The sophisticated sector of our society, e.g., the media, don’t much like simplistic analogies. Like, for instance, the notion that our smallest collective, the family, may be like our greatest, the nation. Yet this morning such an analogy arose in my mind. The occasion was a headline in the Wall Street Journal: “Gas Savings Not Spent Yet.” The essence here is that despite good numbers on December retail spending from private associations, national numbers from the Commerce Department indicate 0.9 percent decline in retail and food services spending as compared to November spending. And this despite a huge drop in gasoline costs?
The key word in the headline is that word Yet. The sophisticated understanding of people is based on an artificial notion of pure economic rationality. When people have extra money, they will spend it. If they don’t now, soon they will. Nothing else matters except having money or not having it. There is no future or social dimension present at all.
But if we use a “simplistic analogy,” our economic life today is comparable to the life of a family where mom and dad are at each others’ throats and hellzapoppin. A sign of that is a story on the next page: “House Votes to Block Immigration Policy,” just a day after a frosty meeting between the President and the Congressional leadership to discuss cooperation.

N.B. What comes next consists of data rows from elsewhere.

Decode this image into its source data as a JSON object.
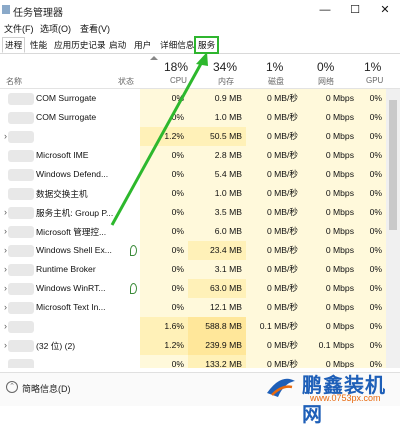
{
  "window": {
    "title": "任务管理器",
    "min": "—",
    "max": "☐",
    "close": "✕"
  },
  "menu": [
    "文件(F)",
    "选项(O)",
    "查看(V)"
  ],
  "tabs": [
    "进程",
    "性能",
    "应用历史记录",
    "启动",
    "用户",
    "详细信息",
    "服务"
  ],
  "header": {
    "name": "名称",
    "status": "状态",
    "cpu_pct": "18%",
    "cpu_label": "CPU",
    "mem_pct": "34%",
    "mem_label": "内存",
    "disk_pct": "1%",
    "disk_label": "磁盘",
    "net_pct": "0%",
    "net_label": "网络",
    "gpu_pct": "1%",
    "gpu_label": "GPU"
  },
  "rows": [
    {
      "name": "COM Surrogate",
      "cpu": "0%",
      "mem": "0.9 MB",
      "disk": "0 MB/秒",
      "net": "0 Mbps",
      "gpu": "0%"
    },
    {
      "name": "COM Surrogate",
      "cpu": "0%",
      "mem": "1.0 MB",
      "disk": "0 MB/秒",
      "net": "0 Mbps",
      "gpu": "0%"
    },
    {
      "name": "",
      "cpu": "1.2%",
      "mem": "50.5 MB",
      "disk": "0 MB/秒",
      "net": "0 Mbps",
      "gpu": "0%"
    },
    {
      "name": "Microsoft IME",
      "cpu": "0%",
      "mem": "2.8 MB",
      "disk": "0 MB/秒",
      "net": "0 Mbps",
      "gpu": "0%"
    },
    {
      "name": "Windows Defend...",
      "cpu": "0%",
      "mem": "5.4 MB",
      "disk": "0 MB/秒",
      "net": "0 Mbps",
      "gpu": "0%"
    },
    {
      "name": "数据交换主机",
      "cpu": "0%",
      "mem": "1.0 MB",
      "disk": "0 MB/秒",
      "net": "0 Mbps",
      "gpu": "0%"
    },
    {
      "name": "服务主机: Group P...",
      "cpu": "0%",
      "mem": "3.5 MB",
      "disk": "0 MB/秒",
      "net": "0 Mbps",
      "gpu": "0%"
    },
    {
      "name": "Microsoft 管理控...",
      "cpu": "0%",
      "mem": "6.0 MB",
      "disk": "0 MB/秒",
      "net": "0 Mbps",
      "gpu": "0%"
    },
    {
      "name": "Windows Shell Ex...",
      "cpu": "0%",
      "mem": "23.4 MB",
      "disk": "0 MB/秒",
      "net": "0 Mbps",
      "gpu": "0%"
    },
    {
      "name": "Runtime Broker",
      "cpu": "0%",
      "mem": "3.1 MB",
      "disk": "0 MB/秒",
      "net": "0 Mbps",
      "gpu": "0%"
    },
    {
      "name": "Windows WinRT...",
      "cpu": "0%",
      "mem": "63.0 MB",
      "disk": "0 MB/秒",
      "net": "0 Mbps",
      "gpu": "0%"
    },
    {
      "name": "Microsoft Text In...",
      "cpu": "0%",
      "mem": "12.1 MB",
      "disk": "0 MB/秒",
      "net": "0 Mbps",
      "gpu": "0%"
    },
    {
      "name": "",
      "cpu": "1.6%",
      "mem": "588.8 MB",
      "disk": "0.1 MB/秒",
      "net": "0 Mbps",
      "gpu": "0%"
    },
    {
      "name": "(32 位) (2)",
      "cpu": "1.2%",
      "mem": "239.9 MB",
      "disk": "0 MB/秒",
      "net": "0.1 Mbps",
      "gpu": "0%"
    },
    {
      "name": "",
      "cpu": "0%",
      "mem": "133.2 MB",
      "disk": "0 MB/秒",
      "net": "0 Mbps",
      "gpu": "0%"
    }
  ],
  "footer": {
    "label": "简略信息(D)"
  },
  "watermark": {
    "brand": "鹏鑫装机网",
    "url": "www.0753px.com"
  }
}
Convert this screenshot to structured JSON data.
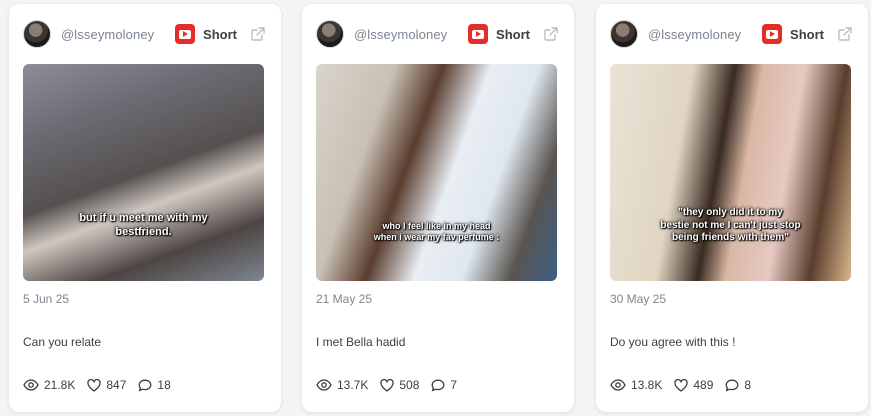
{
  "cards": [
    {
      "handle": "@lsseymoloney",
      "platform_icon": "youtube-icon",
      "type_label": "Short",
      "thumbnail_caption": "but if u meet me with my\nbestfriend.",
      "date": "5 Jun 25",
      "title": "Can you relate",
      "views": "21.8K",
      "likes": "847",
      "comments": "18"
    },
    {
      "handle": "@lsseymoloney",
      "platform_icon": "youtube-icon",
      "type_label": "Short",
      "thumbnail_caption": "who I feel like in my head\nwhen i wear my fav perfume :",
      "date": "21 May 25",
      "title": "I met Bella hadid",
      "views": "13.7K",
      "likes": "508",
      "comments": "7"
    },
    {
      "handle": "@lsseymoloney",
      "platform_icon": "youtube-icon",
      "type_label": "Short",
      "thumbnail_caption": "\"they only did it to my\nbestie not me I can't just stop\nbeing friends with them\"",
      "date": "30 May 25",
      "title": "Do you agree with this !",
      "views": "13.8K",
      "likes": "489",
      "comments": "8"
    }
  ],
  "colors": {
    "youtube_red": "#e52d27",
    "muted_text": "#7b8590",
    "body_text": "#3a3f45"
  }
}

In a family in uproar, the children won’t be jolly. Consumer confidence is based on many things, not least the bigger atmosphere of the social whole. And there we have Mom determined to undermine Dad and vice versa. It’s barely safe to play, with half a mind, behind the couch, while in the kitchen things are heard to break on the tiled floor.